I spent the better part of this afternoon, resetting a users laptop because they had clicked the link. You know, that link you get in an email that tells you of the important document that you simply must see... Oh - but you need to install their software to see it. A perfect opportunity for another educational email.
These emails are a pain in the butt, because it is so hard for the spam filters to catch them. They dont carry a payload except for a link and as you actually click the link, then the system thinks you want to do this!
The malware in question was discovered because everytime the user wanted to google something, it went to this malwares website to give the search results! The malware itself was downloaded from the website and installed with the users (click happy) permission. Interestingly, Mcafee's Site advisor lists the malware site as safe, despite over 40 comments from people to the contrary. http://www.siteadvisor.com/sites/freeze.com/msgpage.

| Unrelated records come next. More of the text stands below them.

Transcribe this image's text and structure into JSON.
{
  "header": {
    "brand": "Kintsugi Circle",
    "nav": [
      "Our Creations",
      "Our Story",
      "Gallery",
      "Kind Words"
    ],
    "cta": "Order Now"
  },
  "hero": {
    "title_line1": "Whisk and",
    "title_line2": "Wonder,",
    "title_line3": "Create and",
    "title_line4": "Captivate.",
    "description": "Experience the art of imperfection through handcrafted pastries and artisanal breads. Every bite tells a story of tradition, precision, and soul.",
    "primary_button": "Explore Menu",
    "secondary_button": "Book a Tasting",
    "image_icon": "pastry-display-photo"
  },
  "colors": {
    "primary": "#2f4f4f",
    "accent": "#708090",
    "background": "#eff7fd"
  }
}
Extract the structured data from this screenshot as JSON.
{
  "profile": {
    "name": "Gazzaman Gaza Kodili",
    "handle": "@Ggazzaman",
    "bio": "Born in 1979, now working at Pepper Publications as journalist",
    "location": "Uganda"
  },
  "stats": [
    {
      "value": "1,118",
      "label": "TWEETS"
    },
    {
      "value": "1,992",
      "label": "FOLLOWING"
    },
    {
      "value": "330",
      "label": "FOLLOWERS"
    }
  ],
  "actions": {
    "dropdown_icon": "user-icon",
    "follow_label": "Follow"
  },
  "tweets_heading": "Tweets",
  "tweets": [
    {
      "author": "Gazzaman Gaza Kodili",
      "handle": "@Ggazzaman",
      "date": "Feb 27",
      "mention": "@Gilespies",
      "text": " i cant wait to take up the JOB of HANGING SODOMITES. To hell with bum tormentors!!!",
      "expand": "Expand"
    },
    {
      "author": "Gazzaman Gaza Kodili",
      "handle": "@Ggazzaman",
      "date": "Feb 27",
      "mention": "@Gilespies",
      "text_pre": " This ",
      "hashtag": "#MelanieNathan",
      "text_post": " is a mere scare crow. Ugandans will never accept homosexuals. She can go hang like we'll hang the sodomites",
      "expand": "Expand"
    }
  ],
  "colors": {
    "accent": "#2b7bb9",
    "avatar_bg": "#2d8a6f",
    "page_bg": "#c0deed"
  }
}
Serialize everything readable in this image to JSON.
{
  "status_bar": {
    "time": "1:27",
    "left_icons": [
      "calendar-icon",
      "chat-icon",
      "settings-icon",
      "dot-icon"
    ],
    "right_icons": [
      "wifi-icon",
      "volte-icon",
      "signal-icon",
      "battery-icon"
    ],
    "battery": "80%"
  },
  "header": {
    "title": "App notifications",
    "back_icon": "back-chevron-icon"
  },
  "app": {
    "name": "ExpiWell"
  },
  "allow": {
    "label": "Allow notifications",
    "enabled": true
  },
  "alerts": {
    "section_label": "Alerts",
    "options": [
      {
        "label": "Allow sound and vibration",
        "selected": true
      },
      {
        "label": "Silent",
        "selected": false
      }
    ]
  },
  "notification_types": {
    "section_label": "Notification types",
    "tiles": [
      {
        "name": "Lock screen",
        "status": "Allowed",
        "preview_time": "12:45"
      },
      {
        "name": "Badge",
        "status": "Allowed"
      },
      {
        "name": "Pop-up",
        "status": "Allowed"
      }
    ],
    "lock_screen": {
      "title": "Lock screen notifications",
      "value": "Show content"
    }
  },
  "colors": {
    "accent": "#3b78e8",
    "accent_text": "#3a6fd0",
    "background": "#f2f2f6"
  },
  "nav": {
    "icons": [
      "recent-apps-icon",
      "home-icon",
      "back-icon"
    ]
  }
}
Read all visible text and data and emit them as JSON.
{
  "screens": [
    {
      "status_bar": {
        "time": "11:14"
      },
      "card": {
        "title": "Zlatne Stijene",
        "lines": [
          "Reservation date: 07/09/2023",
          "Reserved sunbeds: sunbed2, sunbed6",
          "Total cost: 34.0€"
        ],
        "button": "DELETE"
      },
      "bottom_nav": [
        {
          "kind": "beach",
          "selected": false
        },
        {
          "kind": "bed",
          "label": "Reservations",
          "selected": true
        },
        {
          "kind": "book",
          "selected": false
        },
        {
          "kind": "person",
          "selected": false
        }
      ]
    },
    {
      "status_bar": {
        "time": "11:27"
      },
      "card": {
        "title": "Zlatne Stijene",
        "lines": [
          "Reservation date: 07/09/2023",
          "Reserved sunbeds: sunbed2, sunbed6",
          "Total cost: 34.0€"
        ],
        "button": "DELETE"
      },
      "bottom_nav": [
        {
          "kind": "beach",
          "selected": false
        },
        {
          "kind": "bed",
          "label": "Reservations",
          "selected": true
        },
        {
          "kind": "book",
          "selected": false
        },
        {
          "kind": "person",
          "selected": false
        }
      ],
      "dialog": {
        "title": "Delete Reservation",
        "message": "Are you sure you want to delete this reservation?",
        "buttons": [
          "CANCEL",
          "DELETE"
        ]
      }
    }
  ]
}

I imagine the troubled conciousness talking to the semi-sane part of their brain must be quite an interesting show for an outsider, kinda like a war between the left and right sides of the brain;
Right: Shall I click that link?
Left: Yes Please ! gotta see some of (whatever that is!).
Right: But what if its a virus, a trojan, a hoax or some other "evil digital being"?
Left: Who CARES? click the link!
Right: Hmm... im not sure...
Left: Oh go on, Whats the WORST that could happen...
Left & Right: Oh crap
The real kicker here, is that this is the fifth time I have had to reset this users laptop - or one of his incarnations. What with one two broken and two stolen, its easier to keep track of 'versions' of laptops for him. (Similar to the Matrix where they count from the emmergence of one anomaly (Neo) to another, rather than years.)
The last time we went through the reinstallation proceedure, I installed a piece of software called RollBackRX on his machine. Once it was all setup, I took a snapshot of the machine in its perfect state. The system then takes regular snapshots at pre-determined intervals. You can also lock them to prevent them from being deleted - which is nice.
So, I take his laptop and reset it to the last 'good' version of the system, start up the software and grab off his files and documents from the last snapshot, et voila! one nice clean system. This is the first time I have had to go through the entire process since I started deploying it on all of our laptops, but it certainly saved a lot of headaches and time.
If you are interested in this fantastic peice of software, google RollBackRX from Horizon Data Systems. It is well worth time money (in terms of time).
As one final, parting gift to the troubled, click happy salesman, I gave him a flip-book made from post-it notes. I asked him, which one of the following programs (represented by crude icons) would he install on his laptop next?